My Story

For nearly 10 years, I led PR and marketing strategies for multimillion dollar businesses and newly hatched brands in the U.S. and U.K.

I drafted messaging documents, press releases, speeches and op-eds; I strategized and executed executive thought leadership platforms, product launches and more; I booked and conducted interviews with print and broadcast outlets around the world; I created press lists and email templates.

Until I picked my head up one day and realized that I genuinely had no idea what I was saying or doing.

I was writing jargon press releases with approved, corporate messaging that, when I was honest with myself, wasn't actually saying anything. I was using marketing tactics that, while being all the rage in the marketing world, were grossing out our clients and not bringing in new business.

And I started to see a big disconnect.

We, as consumers, want a human experience. We value business leaders who are real with us—who tell us stories we can relate to; share insights we can learn from; and inspire us to think differently.

We value brands we feel connected to. The ones whose ads make us laugh, emails make us (good) cry and blogs make us feel understood; who employ real life humans to reply to our questions and concerns with compassion and relevant information; who offer products and services that both help and delight us.

But as marketers of these businesses, there's still a huge emphasis on convincing people our brands and products are perfect and, therefore, the best and, therefore, worth buying.

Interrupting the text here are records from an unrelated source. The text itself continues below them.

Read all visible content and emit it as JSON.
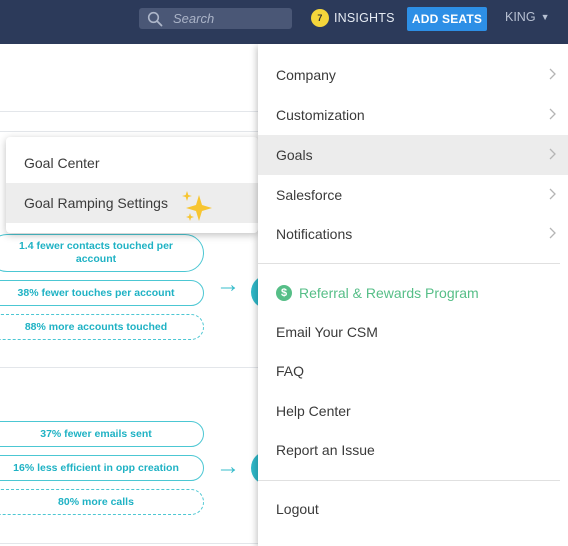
{
  "topbar": {
    "search_placeholder": "Search",
    "insights_count": "7",
    "insights_label": "INSIGHTS",
    "add_seats_label": "ADD SEATS",
    "user_label": "KING",
    "user_chevron": "▼"
  },
  "background": {
    "section1": {
      "pills": [
        "1.4 fewer contacts touched per account",
        "38% fewer touches per account",
        "88% more accounts touched"
      ]
    },
    "section2": {
      "pills": [
        "37% fewer emails sent",
        "16% less efficient in opp creation",
        "80% more calls"
      ]
    },
    "arrow": "→"
  },
  "goals_submenu": {
    "items": [
      {
        "label": "Goal Center"
      },
      {
        "label": "Goal Ramping Settings"
      }
    ]
  },
  "settings_menu": {
    "items": [
      {
        "label": "Company"
      },
      {
        "label": "Customization"
      },
      {
        "label": "Goals"
      },
      {
        "label": "Salesforce"
      },
      {
        "label": "Notifications"
      }
    ],
    "referral_icon": "$",
    "referral_label": "Referral & Rewards Program",
    "links": [
      {
        "label": "Email Your CSM"
      },
      {
        "label": "FAQ"
      },
      {
        "label": "Help Center"
      },
      {
        "label": "Report an Issue"
      }
    ],
    "logout_label": "Logout"
  },
  "colors": {
    "nav_bg": "#2c3a5a",
    "add_seats_bg": "#2d8fe6",
    "teal_accent": "#1fb2c4",
    "referral_green": "#56be87",
    "badge_yellow": "#f5d63b"
  }
}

AND that if we really want to see our businesses grow, the best way to promote and market them is to master the most trendy marketing platforms—email, blogging, social media—and use them as often as we can.

This approach to marketing goes against everything we know, intuitively, about how to connect with people.

More importantly: IT DOESN'T WORK.

I've worked with multimillion dollars companies all the way down to one-man-band startups, partnered with business leaders on both sides of the Atlantic and witnessed the trajectory of brands in personal development, finance, media, beauty, disaster preparedness, publishing, education, architecture and more.

Here's the thread that runs through the most successful ones:

They understand and truly know their audiences; they understand and truly know themselves; they understand and have a pretty good idea where they want to take their business—and they strategically market and promote themselves based on that understanding.

Now, I partner with small and medium-sized business owners to do just that